This study investigates predictors of visual outcomes in patients who underwent vitrectomy for full-thickness macular hole.
This retrospective, consecutive case series included 132 eyes (122 patients) that underwent pars plana vitrectomy for idiopathic macular hole with at least 1 year of follow-up.
Mean follow-up time was 22.2 months. The mean time to surgery was 21.2 days (range 1–96 days). At final follow-up, poor preoperative vision, perioperative complications and delay from evaluation to surgery were significant predicators of final vision.
Approximately 17% of eyes had AMD, of which 74% were mild and nonexudative. The presence of any form of AMD was a significant predictor of vision at 1 year. Patients with AMD had significantly less improvement in final visual acuity (VA).
Inherent limitations exist with this, and any, retrospective, nonrandomized study. Ten different surgeons performed the surgeries, which may introduce variability.
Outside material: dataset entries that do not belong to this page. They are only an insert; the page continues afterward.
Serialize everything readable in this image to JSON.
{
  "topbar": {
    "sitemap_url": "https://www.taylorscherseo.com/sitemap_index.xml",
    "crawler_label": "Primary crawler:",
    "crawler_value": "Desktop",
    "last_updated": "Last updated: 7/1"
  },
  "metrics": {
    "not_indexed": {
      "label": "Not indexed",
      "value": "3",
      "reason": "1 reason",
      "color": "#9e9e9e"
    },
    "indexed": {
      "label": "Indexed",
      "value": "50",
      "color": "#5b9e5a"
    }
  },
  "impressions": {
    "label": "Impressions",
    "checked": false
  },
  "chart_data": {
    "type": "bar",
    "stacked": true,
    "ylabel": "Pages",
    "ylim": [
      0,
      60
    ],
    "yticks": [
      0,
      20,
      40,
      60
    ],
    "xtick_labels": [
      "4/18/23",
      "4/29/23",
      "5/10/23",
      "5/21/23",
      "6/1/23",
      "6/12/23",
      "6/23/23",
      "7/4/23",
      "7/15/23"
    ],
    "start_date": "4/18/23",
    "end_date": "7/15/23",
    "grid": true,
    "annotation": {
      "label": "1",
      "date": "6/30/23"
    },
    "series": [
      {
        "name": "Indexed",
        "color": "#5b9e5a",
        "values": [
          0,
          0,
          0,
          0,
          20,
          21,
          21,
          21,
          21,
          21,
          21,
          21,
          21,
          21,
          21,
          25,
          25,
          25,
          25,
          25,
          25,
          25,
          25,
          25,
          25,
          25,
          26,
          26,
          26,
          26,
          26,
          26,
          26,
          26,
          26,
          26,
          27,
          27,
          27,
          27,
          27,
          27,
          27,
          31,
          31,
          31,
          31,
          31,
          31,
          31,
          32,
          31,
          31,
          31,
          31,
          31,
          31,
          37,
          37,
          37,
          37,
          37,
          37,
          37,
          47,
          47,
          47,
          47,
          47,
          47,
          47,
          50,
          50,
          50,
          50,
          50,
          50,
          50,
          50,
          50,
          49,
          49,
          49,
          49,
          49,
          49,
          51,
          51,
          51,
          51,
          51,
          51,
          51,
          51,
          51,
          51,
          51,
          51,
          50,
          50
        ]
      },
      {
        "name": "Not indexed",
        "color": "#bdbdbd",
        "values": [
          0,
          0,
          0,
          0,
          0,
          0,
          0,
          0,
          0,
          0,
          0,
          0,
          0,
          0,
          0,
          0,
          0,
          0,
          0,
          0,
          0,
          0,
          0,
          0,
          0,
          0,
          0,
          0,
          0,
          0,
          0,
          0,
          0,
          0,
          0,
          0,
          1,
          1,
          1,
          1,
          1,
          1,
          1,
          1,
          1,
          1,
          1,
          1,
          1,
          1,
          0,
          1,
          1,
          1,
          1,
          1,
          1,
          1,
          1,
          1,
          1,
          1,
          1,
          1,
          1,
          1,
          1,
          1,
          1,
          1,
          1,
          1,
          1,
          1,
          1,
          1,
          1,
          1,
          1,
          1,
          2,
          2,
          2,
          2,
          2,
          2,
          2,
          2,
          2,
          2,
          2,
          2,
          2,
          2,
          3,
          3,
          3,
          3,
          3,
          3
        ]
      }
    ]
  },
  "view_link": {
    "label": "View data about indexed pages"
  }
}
Of note, all surgeons peeled the internal limiting membrane during PPV. In addition, the authors were unable to determine the exact cutoff in terms of days to the surgery affecting the final VA decrease.
Macular hole repair is a frequent surgery for retina specialists, and this study underscores the need for proper preoperative counseling to manage postoperative expectations, especially for patients with AMD.